had called her during the altercation, and that when she
arrived at the house she found the plaintiff on the floor and
that night, the plaintiff received a misdemeanor summons for
disorderly conduct, Conn. Gen. Stat. § 53a-182, and
assault in the third degree, id. § 53a-61.
Arnone was arrested for disorderly conduct only. Several days
later, on January 15, the plaintiff submitted a written
statement to the Police Department concerning the incident.
She stated that Arnone attacked her after she kicked his
drink off a table, and that she spat at him only after he
pushed her. In early February, the plaintiff filed complaints
with the Police Department against Manning and Schreiner,
accusing them of making inaccurate statements and failing to
objectively assess her and Arnone's credibility. These
complaints were investigated and determined to be unfounded.
judgment may be granted when there is no genuine issue of
material fact and the moving party is entitled to judgment as
a matter of law. Celotex Corp. v. Catrett, 477 U.S.
317, 322 (1986). To survive summary judgment, the non-moving
party must point to evidence that would permit a jury to
return a verdict in his or her favor. Anderson v. Liberty
Lobby, Inc., 477 U.S. 242, 252 (1986). In determining
whether the moving party is entitled to judgment as a matter
of law, a court must review all the evidence in the record in
the light most favorable to the non-moving party.
Id. at 255.
contends that defendants' decision to charge her with
disorderly conduct and assault, while charging Arnone only
with disorderly conduct, was motivated by her gender in

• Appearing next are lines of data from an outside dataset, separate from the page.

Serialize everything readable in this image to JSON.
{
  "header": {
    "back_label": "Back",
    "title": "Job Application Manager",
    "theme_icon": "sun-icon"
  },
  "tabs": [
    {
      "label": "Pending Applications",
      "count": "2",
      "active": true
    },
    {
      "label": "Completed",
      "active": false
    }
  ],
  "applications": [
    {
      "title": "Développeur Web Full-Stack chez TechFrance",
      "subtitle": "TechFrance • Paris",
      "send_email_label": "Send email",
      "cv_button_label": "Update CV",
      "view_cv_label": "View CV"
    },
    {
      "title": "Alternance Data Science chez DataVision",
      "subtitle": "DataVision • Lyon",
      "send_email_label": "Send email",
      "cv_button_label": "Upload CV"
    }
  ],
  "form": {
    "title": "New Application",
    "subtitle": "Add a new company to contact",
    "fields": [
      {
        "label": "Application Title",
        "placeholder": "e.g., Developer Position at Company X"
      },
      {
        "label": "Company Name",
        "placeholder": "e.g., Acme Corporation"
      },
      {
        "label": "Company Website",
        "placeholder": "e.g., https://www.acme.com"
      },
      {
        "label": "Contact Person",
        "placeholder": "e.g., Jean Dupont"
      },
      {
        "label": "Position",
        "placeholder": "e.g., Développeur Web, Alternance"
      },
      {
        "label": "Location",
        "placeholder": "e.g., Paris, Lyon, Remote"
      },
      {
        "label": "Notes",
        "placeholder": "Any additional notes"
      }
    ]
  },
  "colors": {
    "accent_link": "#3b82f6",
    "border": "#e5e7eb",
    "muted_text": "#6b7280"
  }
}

violation of the Equal Protection Clause. To prevail on this
claim, “the plaintiff must prove that she suffered
purposeful or intentional discrimination on the basis of
gender.” Back v. Hastings on Hudson Union Free Sch.
Dist., 365 F.3d 107, 118 (2d Cir. 2004) (citing
Vill. of Arlington Heights v. Metro. Hous. Dev.
Corp., 429 U.S. 252, 264-65 (1977)). “Any equal
protection claim is grounded on a comparison between the
treatment the state gives similarly situated
individuals.” Okin v. Vill. of Cornwall-On-Hudson
Police Dept., 577 F.3d 415, 439 (2d Cir. 2009).
record evidence does not support a finding that the plaintiff
and Arnone were similarly situated at the time the officers
decided to charge her with assault but not Arnone. The
assault charge against the plaintiff was supported by
Arnone's sworn statement that the plaintiff had assaulted
him, by the plaintiff's admission that she had spit at
him and kicked a drink at him, and by the mark on
Arnone's neck. An assault charge against the plaintiff,
on the other hand, was not similarly supported. Plaintiff did
not provide a sworn statement accusing Arnone of assault
until several days later, Arnone denied assaulting the
plaintiff, there were no admissions by Arnone nor any visible
signs of injury to the plaintiff to support her unsworn
accusation, she refused to let the medics lift her shirt to
examine her right side, and the officers did not find her
credible. Plaintiff's sister was supportive of the
plaintiff but she was not present at the time of the
underlying events and thus could not provide corroboration
for the plaintiff's claim that Arnone had pushed her.
See ECF No. 35-13. Arnone's sworn and partly
corroborated statement that the plaintiff had assaulted him
sufficiently distinguished his situation from that of the
plaintiff's for purposes of the officers' charging
decision that night.
claims that the officers credited Arnone's account of the
incident, and not hers, because he is a man and she is a
woman. To sustain this claim, “[a]t the very least
[she] has to show that it was her gender, and not some other
characteristic, that motivated the treatment she
received.” Okin, 577 F.3d at 439. She has not
presented evidence of gender bias that would permit a jury to
find in her favor. As support for her claim, plaintiff points
to the arrest report's description of her as
“hysterical, ” which she regards as gender-based
stereotyping. See ECF No. 42 at 4. While stereotyped
remarks can constitute evidence of intentional
discrimination, see Back, 365 F.3d at 119-120, the
plaintiff acknowledges that at the time in question she was
“in hysterics.” See ECF No. 35-18 at
4-5. In this context, the arrest report's use of the word
“hysterical” is insufficient to support ...